30. Let $p$ be prime. Show that for all natural numbers $n$ and elements $x,y$ of the finite field $\mathbb{F}_p$ , we have $(x+y)^{p^n}=x^{p^n}+y^{p^n}$.

Proof: We can prove the above by using induction. The base case $n=1$ is equal to $(x+y)^p = \sum \binom{p}{i}x^{p_i}y^i$ where $0 < i < p$. $\binom{p}{i} = p! / (i!(p-i)!) = (p(p-1)...(p-i)!) / (i!(p-i)!)$ This means that $i!$ is a factor of $p$.

We then assume that the above statement holds for some $n$ and $(x+y)^{p^n}$. The $n+1$ case is equal to $(x+y)^{p^{n+1}}= (x+y)^{p^{n}*p}=((x+y)^{p^n})^p$. We know that, by the inductive hypothesis $(x+y)^{p^n}$ is true and then by the base case $(x+y)^{p}$ is true.

31. Let $f:R\rightarrow S$ be a ring homomorphism, let $A$ and $I$ be a subring and ideal of $R$, and let $B$ and $J$ be a subring and ideal of $S$.
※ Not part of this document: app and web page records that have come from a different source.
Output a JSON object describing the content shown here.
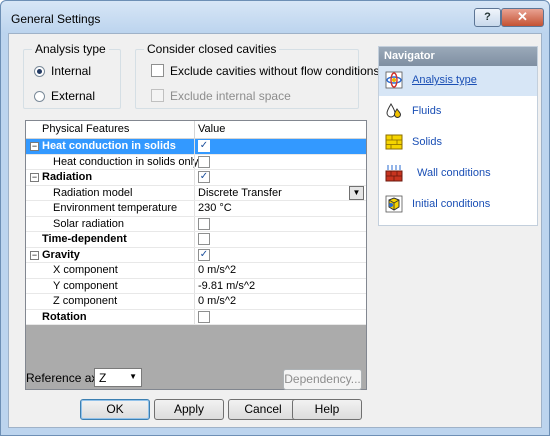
{
  "window": {
    "title": "General Settings",
    "help_glyph": "?",
    "close_glyph": "✕"
  },
  "analysis_type": {
    "group_label": "Analysis type",
    "options": [
      {
        "label": "Internal",
        "selected": true
      },
      {
        "label": "External",
        "selected": false
      }
    ]
  },
  "cavities": {
    "group_label": "Consider closed cavities",
    "exclude_no_flow_label": "Exclude cavities without flow conditions",
    "exclude_internal_label": "Exclude internal space"
  },
  "grid": {
    "col_feature": "Physical Features",
    "col_value": "Value",
    "rows": [
      {
        "name": "Heat conduction in solids",
        "value_type": "check",
        "checked": true,
        "value": "",
        "level": 0,
        "expander": "−",
        "selected": true,
        "bold": true
      },
      {
        "name": "Heat conduction in solids only",
        "value_type": "check",
        "checked": false,
        "value": "",
        "level": 1,
        "expander": "",
        "selected": false,
        "bold": false
      },
      {
        "name": "Radiation",
        "value_type": "check",
        "checked": true,
        "value": "",
        "level": 0,
        "expander": "−",
        "selected": false,
        "bold": true
      },
      {
        "name": "Radiation model",
        "value_type": "dropdown",
        "checked": false,
        "value": "Discrete Transfer",
        "level": 1,
        "expander": "",
        "selected": false,
        "bold": false
      },
      {
        "name": "Environment temperature",
        "value_type": "text",
        "checked": false,
        "value": "230 °C",
        "level": 1,
        "expander": "",
        "selected": false,
        "bold": false
      },
      {
        "name": "Solar radiation",
        "value_type": "check",
        "checked": false,
        "value": "",
        "level": 1,
        "expander": "",
        "selected": false,
        "bold": false
      },
      {
        "name": "Time-dependent",
        "value_type": "check",
        "checked": false,
        "value": "",
        "level": 0,
        "expander": "",
        "selected": false,
        "bold": true
      },
      {
        "name": "Gravity",
        "value_type": "check",
        "checked": true,
        "value": "",
        "level": 0,
        "expander": "−",
        "selected": false,
        "bold": true
      },
      {
        "name": "X component",
        "value_type": "text",
        "checked": false,
        "value": "0 m/s^2",
        "level": 1,
        "expander": "",
        "selected": false,
        "bold": false
      },
      {
        "name": "Y component",
        "value_type": "text",
        "checked": false,
        "value": "-9.81 m/s^2",
        "level": 1,
        "expander": "",
        "selected": false,
        "bold": false
      },
      {
        "name": "Z component",
        "value_type": "text",
        "checked": false,
        "value": "0 m/s^2",
        "level": 1,
        "expander": "",
        "selected": false,
        "bold": false
      },
      {
        "name": "Rotation",
        "value_type": "check",
        "checked": false,
        "value": "",
        "level": 0,
        "expander": "",
        "selected": false,
        "bold": true
      }
    ]
  },
  "reference_axis": {
    "label": "Reference axis:",
    "value": "Z"
  },
  "buttons": {
    "dependency": "Dependency...",
    "ok": "OK",
    "apply": "Apply",
    "cancel": "Cancel",
    "help": "Help"
  },
  "navigator": {
    "title": "Navigator",
    "items": [
      {
        "label": "Analysis type",
        "icon": "analysis-type-icon",
        "active": true
      },
      {
        "label": "Fluids",
        "icon": "fluids-icon",
        "active": false
      },
      {
        "label": "Solids",
        "icon": "solids-icon",
        "active": false
      },
      {
        "label": "Wall conditions",
        "icon": "wall-conditions-icon",
        "active": false
      },
      {
        "label": "Initial conditions",
        "icon": "initial-conditions-icon",
        "active": false
      }
    ]
  }
}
Statement: Is the image $f(A)$ of $A$ in $S$ necessarily a subring?

Proof: We must show that $f(A) \in S$ is closed under addition and multiplication. To show addition, suppose we have some $y_1, y_2 \in f(A)$ such that $\exists x_1 \in A s.t. y_1 = f(x_1)$ and $\exists x_2 \in A s.t. y_2 = f(x_2)$. It follows that $y_1 + y_2 = f(x_1) +_S f(x_2)$. As $f$ is a homomorphism, $f(x_1 +_R x_2) \in A$. Similarly, $y_1 ⋅ y_2 = f(x_1) ⋅_S f(x_2)$. As $f$ is a homomorphism, $f(x_1 ⋅_R x_2) \in A$.

Statement: Is the image $f(I)$ necessarily an ideal?

Proof: This can be proven false through contradiction by looking at the polynomial ring in the integers. $\mathbb{Z} \mapsto \mathbb{Z}[x]$. ${...-2p, -p, ...,p, 2p...} \rightarrow ^(\iota) {...-2p, -p, ...,p, 2p...}$ but $px \notin \iota(p \mathbb{Z})$ as x is a variable and does not have to be in $\mathbb{Z}$.

32. Let $p$ be a prime. It is a fact that for each $k\geq 1$ there is a unique (up to isomorphism) finite field of cardinality $p^k$, denoted $\mathbb{F}_{p^k}$. Prove that there is no surjective ring homomorphism from $\mathbb{Z}$ onto $\mathbb{F}_{p^k}$ for $k>1$.

Proof: $f: \mathbb{Z} \rightarrow \mathbb{F}_{p^k}$ is surjective if and only if $Im(f) \in \mathbb{Z} = \mathbb{F}_{p^k}$. Not everything in $\mathbb{Z}$ maps to a prime number. We have already show that any number can be written as a unique sum of primes, but this is not the same.